The pandemic has also seen the launch of GLAMCares, a care and support network for museum, library and gallery folk. For me, the pandemic shone a spotlight on the invisible labour that my team and I undertake as part of their jobs. As well as delivering the activities, the team were providing more in depth support for adults experiencing depression, anxiety, loneliness and grief. They also felt an incredible amount of responsibility for the wellbeing of participants, whilst wrestling their own responses to the pandemic. These feelings of responsibility weren’t necessarily anything new, and in talking to other community engagement colleagues I found this emotional labour was common across the board. Myself and three others in the sector were inspired to found GLAM Cares, to offer a safe space and peer support for others in the same boat. By looking after those who deliver community engagement work, we can ensure that the vital work continues.
As communities recover from the impacts of Covid-19, museums will continue to be places of care and connection, utilising the stories contained in their collections to inspire, delight and challenge. I’m going to close this article with the words of Marie, a women in her mid-80s who attends the Museum Make-A-Long. Her words demonstrate the impact wellbeing work can have, and just how important it is.
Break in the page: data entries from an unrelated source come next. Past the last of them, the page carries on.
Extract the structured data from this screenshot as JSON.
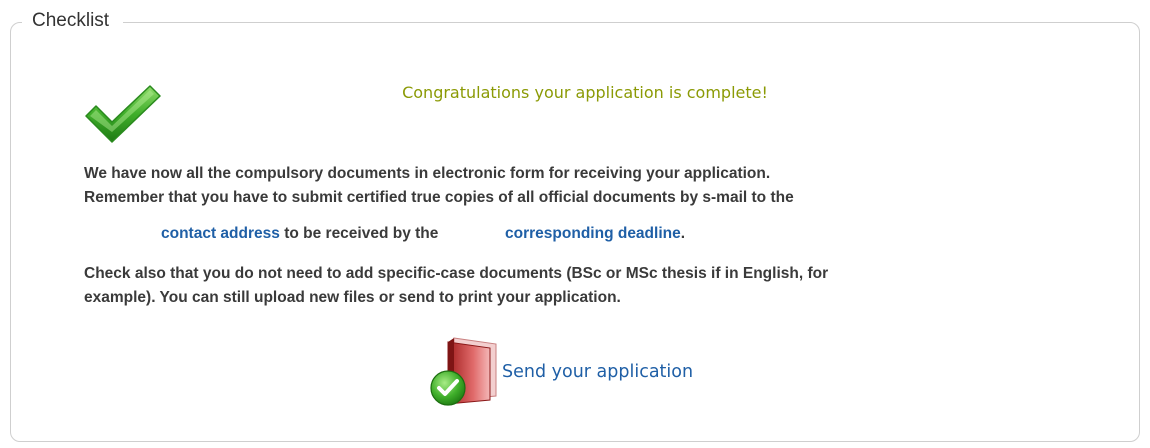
{
  "checklist": {
    "legend": "Checklist",
    "congrats": "Congratulations your application is complete!",
    "paragraph1": {
      "line1": "We have now all the compulsory documents in electronic form for receiving your application.",
      "line2": "Remember that you have to submit certified true copies of all official documents by s-mail to the",
      "contact_link": "contact address",
      "middle_text": "to be received by the",
      "deadline_link": "corresponding deadline",
      "end_text": "."
    },
    "paragraph2": {
      "line1": "Check also that you do not need to add specific-case documents (BSc or MSc thesis if in English, for",
      "line2": "example). You can still upload new files or send to print your application."
    },
    "send_button": {
      "label": "Send your application"
    }
  },
  "icons": {
    "check": "check-mark-icon",
    "send": "send-folder-icon"
  },
  "colors": {
    "congrats": "#8b9a05",
    "link": "#1f5fa6",
    "body_text": "#3a3a3a",
    "check_green": "#3fae2a"
  }
}
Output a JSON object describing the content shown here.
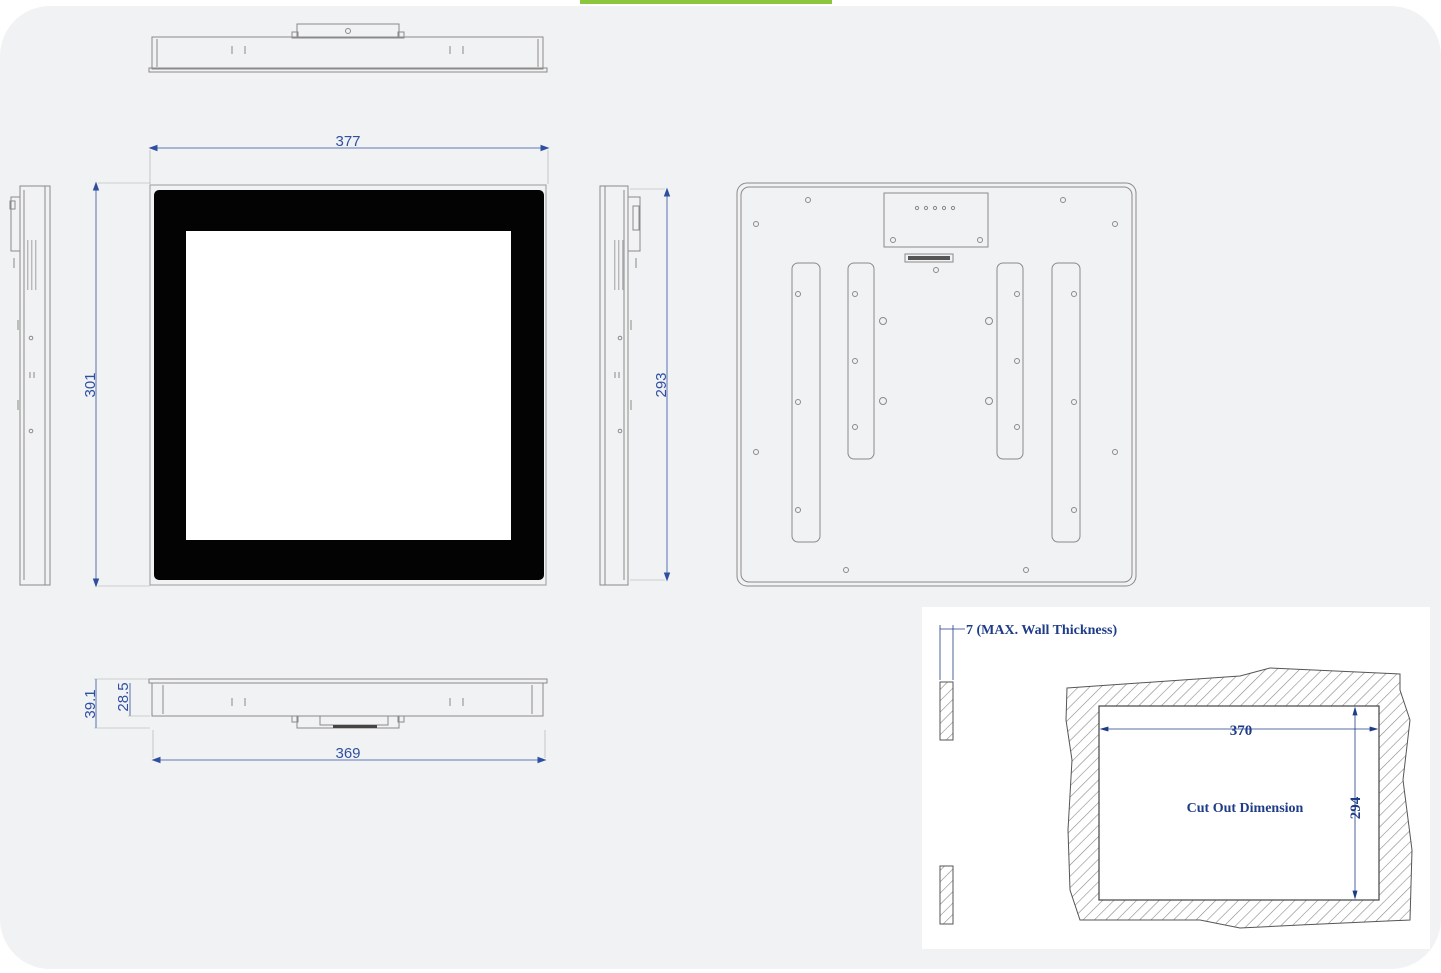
{
  "dimensions": {
    "width_top": "377",
    "height_left": "301",
    "height_right": "293",
    "depth_total": "39.1",
    "depth_body": "28.5",
    "width_bottom": "369"
  },
  "cutout": {
    "wall_note": "7 (MAX. Wall Thickness)",
    "width": "370",
    "height": "294",
    "label": "Cut Out Dimension"
  },
  "colors": {
    "accent_tab": "#8cc63f",
    "panel_bg": "#f1f2f4",
    "dimension_text": "#2f4fa0"
  }
}
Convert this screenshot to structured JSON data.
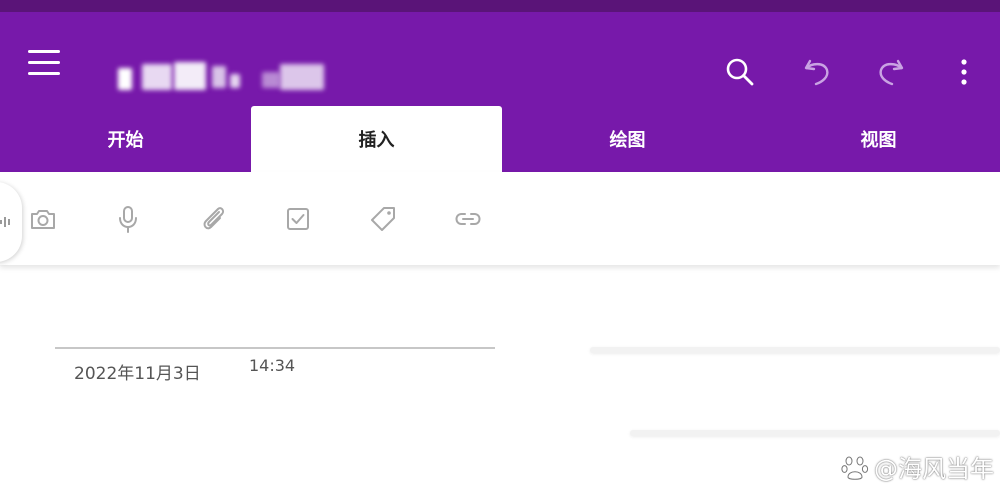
{
  "header": {
    "menu_icon": "hamburger-menu-icon",
    "search_icon": "search-icon",
    "undo_icon": "undo-icon",
    "redo_icon": "redo-icon",
    "more_icon": "more-vertical-icon",
    "accent_color": "#7719aa"
  },
  "tabs": [
    {
      "label": "开始",
      "active": false
    },
    {
      "label": "插入",
      "active": true
    },
    {
      "label": "绘图",
      "active": false
    },
    {
      "label": "视图",
      "active": false
    }
  ],
  "toolbar": {
    "icons": [
      "dictate-icon",
      "camera-icon",
      "microphone-icon",
      "attachment-icon",
      "checkbox-icon",
      "tag-icon",
      "link-icon"
    ]
  },
  "page": {
    "date": "2022年11月3日",
    "time": "14:34"
  },
  "watermark": {
    "text": "@海风当年"
  }
}
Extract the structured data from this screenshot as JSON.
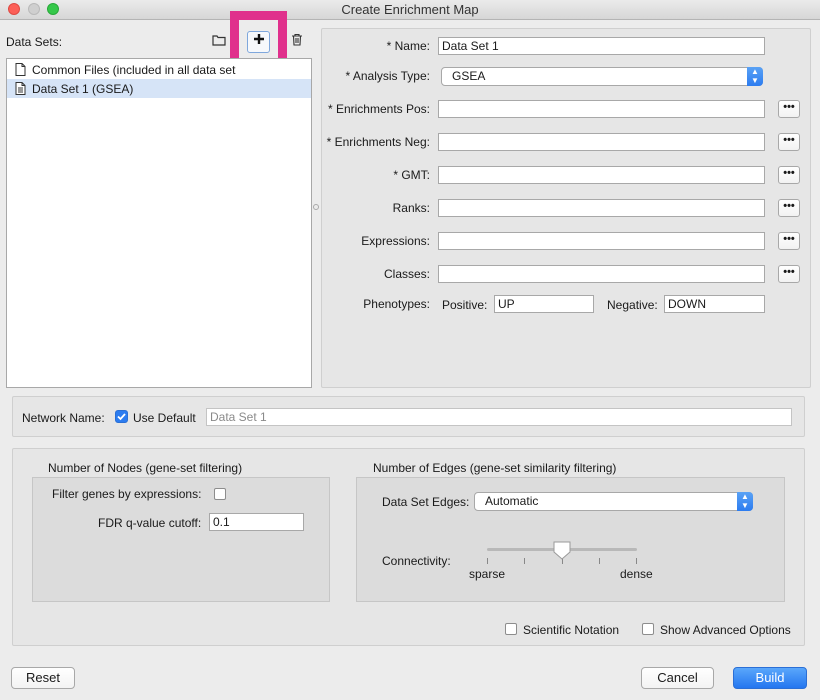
{
  "window": {
    "title": "Create Enrichment Map"
  },
  "data_sets": {
    "label": "Data Sets:",
    "toolbar": {
      "folder_icon": "folder-icon",
      "add_icon": "plus-icon",
      "delete_icon": "trash-icon"
    },
    "items": [
      {
        "label": "Common Files (included in all data set"
      },
      {
        "label": "Data Set 1  (GSEA)"
      }
    ]
  },
  "form": {
    "name_label": "* Name:",
    "name_value": "Data Set 1",
    "analysis_label": "* Analysis Type:",
    "analysis_value": "GSEA",
    "enrich_pos_label": "* Enrichments Pos:",
    "enrich_neg_label": "* Enrichments Neg:",
    "gmt_label": "* GMT:",
    "ranks_label": "Ranks:",
    "expressions_label": "Expressions:",
    "classes_label": "Classes:",
    "browse_label": "•••",
    "phenotypes_label": "Phenotypes:",
    "positive_label": "Positive:",
    "positive_value": "UP",
    "negative_label": "Negative:",
    "negative_value": "DOWN"
  },
  "network": {
    "label": "Network Name:",
    "use_default_label": "Use Default",
    "use_default_checked": true,
    "name_value": "Data Set 1"
  },
  "nodes": {
    "title": "Number of Nodes (gene-set filtering)",
    "filter_label": "Filter genes by expressions:",
    "fdr_label": "FDR q-value cutoff:",
    "fdr_value": "0.1"
  },
  "edges": {
    "title": "Number of Edges (gene-set similarity filtering)",
    "edges_label": "Data Set Edges:",
    "edges_value": "Automatic",
    "connectivity_label": "Connectivity:",
    "sparse_label": "sparse",
    "dense_label": "dense",
    "connectivity_level": 0.5
  },
  "options": {
    "scientific_label": "Scientific Notation",
    "advanced_label": "Show Advanced Options"
  },
  "buttons": {
    "reset": "Reset",
    "cancel": "Cancel",
    "build": "Build"
  },
  "colors": {
    "highlight": "#e0308c",
    "accent": "#2c7cf0",
    "selection": "#d6e4f7"
  }
}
When the lockdown started I felt like I was losing my spirit. When I read about the group, I thought “you know, that’s for me!” Once I joined the group I felt as though I had a sense of belonging. I belong to something. I’ve got people that are exactly like me… Before I joined the group, I was beginning to lose my sparkle. But my sparkle has come back- and that’s down to looking forward to Tuesdays!
You can read History, Health and Happiness’s full impact report from 2020/21 here.
Victoria has worked in museums for almost ten years. After years of volunteering in museums, Victoria landed her first museum job whilst working in Canada in 2012. Since then, she has worked at a variety of museums, delivering, designing and managing community engagement programmes. Victoria currently manages the History, Health and Happiness wellbeing programme at Heritage Doncaster. She is also a rep for the Museum’s Association, co-founder of the Yorkshire Emerging Professionals Network and co-founder of GLAMCares. Victoria has a particular interest in the role museums can play in improving health and wellbeing and tackling social isolation in communities. She believes in the power of objects and storytelling, and seeks to spread as much ‘Museum Joy’ as she can. You can find her on Twitter.